_Records excerpted from a collection:_
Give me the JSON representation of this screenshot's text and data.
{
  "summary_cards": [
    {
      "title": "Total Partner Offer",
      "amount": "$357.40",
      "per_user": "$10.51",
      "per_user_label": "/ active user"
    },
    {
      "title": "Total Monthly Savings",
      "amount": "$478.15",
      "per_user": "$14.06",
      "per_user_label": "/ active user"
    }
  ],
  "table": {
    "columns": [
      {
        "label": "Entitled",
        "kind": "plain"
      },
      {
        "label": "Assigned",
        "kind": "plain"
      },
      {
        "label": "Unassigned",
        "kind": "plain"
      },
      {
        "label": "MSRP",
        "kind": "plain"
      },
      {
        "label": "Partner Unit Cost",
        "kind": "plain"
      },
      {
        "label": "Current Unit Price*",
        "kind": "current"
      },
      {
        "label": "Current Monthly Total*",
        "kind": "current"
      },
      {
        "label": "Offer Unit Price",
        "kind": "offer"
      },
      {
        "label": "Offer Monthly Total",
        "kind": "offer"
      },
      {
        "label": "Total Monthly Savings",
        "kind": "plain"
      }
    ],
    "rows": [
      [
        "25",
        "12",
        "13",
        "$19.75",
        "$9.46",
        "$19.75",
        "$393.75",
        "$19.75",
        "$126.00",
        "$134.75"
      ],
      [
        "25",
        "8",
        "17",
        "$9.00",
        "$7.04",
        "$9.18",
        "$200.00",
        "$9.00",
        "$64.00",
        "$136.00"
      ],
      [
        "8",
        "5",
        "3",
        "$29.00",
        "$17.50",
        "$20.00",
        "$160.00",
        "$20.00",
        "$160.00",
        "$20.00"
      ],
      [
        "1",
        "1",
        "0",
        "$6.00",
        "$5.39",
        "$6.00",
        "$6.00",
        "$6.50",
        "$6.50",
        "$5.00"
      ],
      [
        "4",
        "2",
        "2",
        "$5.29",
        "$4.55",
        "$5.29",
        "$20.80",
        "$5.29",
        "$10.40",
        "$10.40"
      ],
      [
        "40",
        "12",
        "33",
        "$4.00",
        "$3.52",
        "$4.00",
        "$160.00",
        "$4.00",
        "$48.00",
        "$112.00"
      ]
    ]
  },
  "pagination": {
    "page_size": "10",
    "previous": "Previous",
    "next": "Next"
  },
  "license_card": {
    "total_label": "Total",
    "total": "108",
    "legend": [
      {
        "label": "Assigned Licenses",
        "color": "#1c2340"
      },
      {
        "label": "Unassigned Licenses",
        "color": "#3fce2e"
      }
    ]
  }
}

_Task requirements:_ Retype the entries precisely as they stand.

_Exercise response:_
Give me the JSON representation of this screenshot's text and data.
{
  "summary_cards": [
    {
      "title": "Total Partner Offer",
      "amount": "$357.40",
      "per_user": "$10.51",
      "per_user_label": "/ active user"
    },
    {
      "title": "Total Monthly Savings",
      "amount": "$478.15",
      "per_user": "$14.06",
      "per_user_label": "/ active user"
    }
  ],
  "table": {
    "columns": [
      {
        "label": "Entitled",
        "kind": "plain"
      },
      {
        "label": "Assigned",
        "kind": "plain"
      },
      {
        "label": "Unassigned",
        "kind": "plain"
      },
      {
        "label": "MSRP",
        "kind": "plain"
      },
      {
        "label": "Partner Unit Cost",
        "kind": "plain"
      },
      {
        "label": "Current Unit Price*",
        "kind": "current"
      },
      {
        "label": "Current Monthly Total*",
        "kind": "current"
      },
      {
        "label": "Offer Unit Price",
        "kind": "offer"
      },
      {
        "label": "Offer Monthly Total",
        "kind": "offer"
      },
      {
        "label": "Total Monthly Savings",
        "kind": "plain"
      }
    ],
    "rows": [
      [
        "25",
        "12",
        "13",
        "$19.75",
        "$9.46",
        "$19.75",
        "$393.75",
        "$19.75",
        "$126.00",
        "$134.75"
      ],
      [
        "25",
        "8",
        "17",
        "$9.00",
        "$7.04",
        "$9.18",
        "$200.00",
        "$9.00",
        "$64.00",
        "$136.00"
      ],
      [
        "8",
        "5",
        "3",
        "$29.00",
        "$17.50",
        "$20.00",
        "$160.00",
        "$20.00",
        "$160.00",
        "$20.00"
      ],
      [
        "1",
        "1",
        "0",
        "$6.00",
        "$5.39",
        "$6.00",
        "$6.00",
        "$6.50",
        "$6.50",
        "$5.00"
      ],
      [
        "4",
        "2",
        "2",
        "$5.29",
        "$4.55",
        "$5.29",
        "$20.80",
        "$5.29",
        "$10.40",
        "$10.40"
      ],
      [
        "40",
        "12",
        "33",
        "$4.00",
        "$3.52",
        "$4.00",
        "$160.00",
        "$4.00",
        "$48.00",
        "$112.00"
      ]
    ]
  },
  "pagination": {
    "page_size": "10",
    "previous": "Previous",
    "next": "Next"
  },
  "license_card": {
    "total_label": "Total",
    "total": "108",
    "legend": [
      {
        "label": "Assigned Licenses",
        "color": "#1c2340"
      },
      {
        "label": "Unassigned Licenses",
        "color": "#3fce2e"
      }
    ]
  }
}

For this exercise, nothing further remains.